_THE TASK_: Each line of the material beneath should be duplicated exactly.

_RAW DATA_:
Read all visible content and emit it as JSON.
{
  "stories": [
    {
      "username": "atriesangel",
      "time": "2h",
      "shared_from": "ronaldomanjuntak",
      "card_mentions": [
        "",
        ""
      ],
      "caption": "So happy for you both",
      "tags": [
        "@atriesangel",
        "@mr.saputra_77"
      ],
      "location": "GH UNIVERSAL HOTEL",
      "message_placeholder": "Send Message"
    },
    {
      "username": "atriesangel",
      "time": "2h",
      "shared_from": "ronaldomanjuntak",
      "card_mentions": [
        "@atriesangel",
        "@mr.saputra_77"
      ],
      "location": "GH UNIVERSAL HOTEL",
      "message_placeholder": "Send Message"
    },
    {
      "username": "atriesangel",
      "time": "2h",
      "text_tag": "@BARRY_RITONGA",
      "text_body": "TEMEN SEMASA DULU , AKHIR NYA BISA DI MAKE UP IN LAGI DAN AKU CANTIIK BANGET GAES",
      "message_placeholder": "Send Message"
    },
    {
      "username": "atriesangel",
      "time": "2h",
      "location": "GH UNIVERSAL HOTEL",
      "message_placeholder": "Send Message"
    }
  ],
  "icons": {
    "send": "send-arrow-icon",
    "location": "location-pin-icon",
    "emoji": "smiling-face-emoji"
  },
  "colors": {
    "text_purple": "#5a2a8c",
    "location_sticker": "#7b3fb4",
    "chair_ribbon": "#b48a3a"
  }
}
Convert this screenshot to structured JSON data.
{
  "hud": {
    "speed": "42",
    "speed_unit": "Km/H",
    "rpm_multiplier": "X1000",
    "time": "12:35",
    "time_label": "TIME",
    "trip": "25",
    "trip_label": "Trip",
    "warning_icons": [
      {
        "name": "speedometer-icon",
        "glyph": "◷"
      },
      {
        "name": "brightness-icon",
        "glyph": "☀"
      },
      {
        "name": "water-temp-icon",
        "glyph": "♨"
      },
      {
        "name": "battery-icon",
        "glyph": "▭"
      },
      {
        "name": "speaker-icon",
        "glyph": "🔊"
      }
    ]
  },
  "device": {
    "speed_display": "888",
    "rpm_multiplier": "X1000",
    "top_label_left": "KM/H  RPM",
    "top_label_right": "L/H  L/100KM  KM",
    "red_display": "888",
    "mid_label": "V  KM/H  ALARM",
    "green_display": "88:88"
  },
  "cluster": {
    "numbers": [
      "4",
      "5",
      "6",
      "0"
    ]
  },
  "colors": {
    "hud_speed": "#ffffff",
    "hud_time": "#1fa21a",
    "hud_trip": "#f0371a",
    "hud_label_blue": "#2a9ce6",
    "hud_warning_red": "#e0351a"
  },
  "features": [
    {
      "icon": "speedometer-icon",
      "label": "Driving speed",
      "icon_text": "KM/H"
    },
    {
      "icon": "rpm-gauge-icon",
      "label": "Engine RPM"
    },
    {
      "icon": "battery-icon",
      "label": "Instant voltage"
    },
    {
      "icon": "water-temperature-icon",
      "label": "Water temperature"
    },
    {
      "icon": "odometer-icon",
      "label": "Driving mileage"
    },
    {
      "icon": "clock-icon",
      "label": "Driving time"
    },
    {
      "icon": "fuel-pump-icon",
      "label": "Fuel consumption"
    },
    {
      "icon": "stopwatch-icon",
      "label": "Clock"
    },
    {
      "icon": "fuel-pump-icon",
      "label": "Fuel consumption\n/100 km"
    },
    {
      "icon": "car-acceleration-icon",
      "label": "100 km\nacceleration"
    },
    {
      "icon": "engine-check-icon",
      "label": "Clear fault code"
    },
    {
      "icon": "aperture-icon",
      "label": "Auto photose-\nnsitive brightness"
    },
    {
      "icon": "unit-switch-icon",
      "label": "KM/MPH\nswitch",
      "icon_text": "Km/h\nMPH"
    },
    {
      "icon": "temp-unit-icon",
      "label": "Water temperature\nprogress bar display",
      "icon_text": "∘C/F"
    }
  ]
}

_OUTPUT FOR THIS TASK_:
Read all visible content and emit it as JSON.
{
  "stories": [
    {
      "username": "atriesangel",
      "time": "2h",
      "shared_from": "ronaldomanjuntak",
      "card_mentions": [
        "",
        ""
      ],
      "caption": "So happy for you both",
      "tags": [
        "@atriesangel",
        "@mr.saputra_77"
      ],
      "location": "GH UNIVERSAL HOTEL",
      "message_placeholder": "Send Message"
    },
    {
      "username": "atriesangel",
      "time": "2h",
      "shared_from": "ronaldomanjuntak",
      "card_mentions": [
        "@atriesangel",
        "@mr.saputra_77"
      ],
      "location": "GH UNIVERSAL HOTEL",
      "message_placeholder": "Send Message"
    },
    {
      "username": "atriesangel",
      "time": "2h",
      "text_tag": "@BARRY_RITONGA",
      "text_body": "TEMEN SEMASA DULU , AKHIR NYA BISA DI MAKE UP IN LAGI DAN AKU CANTIIK BANGET GAES",
      "message_placeholder": "Send Message"
    },
    {
      "username": "atriesangel",
      "time": "2h",
      "location": "GH UNIVERSAL HOTEL",
      "message_placeholder": "Send Message"
    }
  ],
  "icons": {
    "send": "send-arrow-icon",
    "location": "location-pin-icon",
    "emoji": "smiling-face-emoji"
  },
  "colors": {
    "text_purple": "#5a2a8c",
    "location_sticker": "#7b3fb4",
    "chair_ribbon": "#b48a3a"
  }
}
Convert this screenshot to structured JSON data.
{
  "hud": {
    "speed": "42",
    "speed_unit": "Km/H",
    "rpm_multiplier": "X1000",
    "time": "12:35",
    "time_label": "TIME",
    "trip": "25",
    "trip_label": "Trip",
    "warning_icons": [
      {
        "name": "speedometer-icon",
        "glyph": "◷"
      },
      {
        "name": "brightness-icon",
        "glyph": "☀"
      },
      {
        "name": "water-temp-icon",
        "glyph": "♨"
      },
      {
        "name": "battery-icon",
        "glyph": "▭"
      },
      {
        "name": "speaker-icon",
        "glyph": "🔊"
      }
    ]
  },
  "device": {
    "speed_display": "888",
    "rpm_multiplier": "X1000",
    "top_label_left": "KM/H  RPM",
    "top_label_right": "L/H  L/100KM  KM",
    "red_display": "888",
    "mid_label": "V  KM/H  ALARM",
    "green_display": "88:88"
  },
  "cluster": {
    "numbers": [
      "4",
      "5",
      "6",
      "0"
    ]
  },
  "colors": {
    "hud_speed": "#ffffff",
    "hud_time": "#1fa21a",
    "hud_trip": "#f0371a",
    "hud_label_blue": "#2a9ce6",
    "hud_warning_red": "#e0351a"
  },
  "features": [
    {
      "icon": "speedometer-icon",
      "label": "Driving speed",
      "icon_text": "KM/H"
    },
    {
      "icon": "rpm-gauge-icon",
      "label": "Engine RPM"
    },
    {
      "icon": "battery-icon",
      "label": "Instant voltage"
    },
    {
      "icon": "water-temperature-icon",
      "label": "Water temperature"
    },
    {
      "icon": "odometer-icon",
      "label": "Driving mileage"
    },
    {
      "icon": "clock-icon",
      "label": "Driving time"
    },
    {
      "icon": "fuel-pump-icon",
      "label": "Fuel consumption"
    },
    {
      "icon": "stopwatch-icon",
      "label": "Clock"
    },
    {
      "icon": "fuel-pump-icon",
      "label": "Fuel consumption\n/100 km"
    },
    {
      "icon": "car-acceleration-icon",
      "label": "100 km\nacceleration"
    },
    {
      "icon": "engine-check-icon",
      "label": "Clear fault code"
    },
    {
      "icon": "aperture-icon",
      "label": "Auto photose-\nnsitive brightness"
    },
    {
      "icon": "unit-switch-icon",
      "label": "KM/MPH\nswitch",
      "icon_text": "Km/h\nMPH"
    },
    {
      "icon": "temp-unit-icon",
      "label": "Water temperature\nprogress bar display",
      "icon_text": "∘C/F"
    }
  ]
}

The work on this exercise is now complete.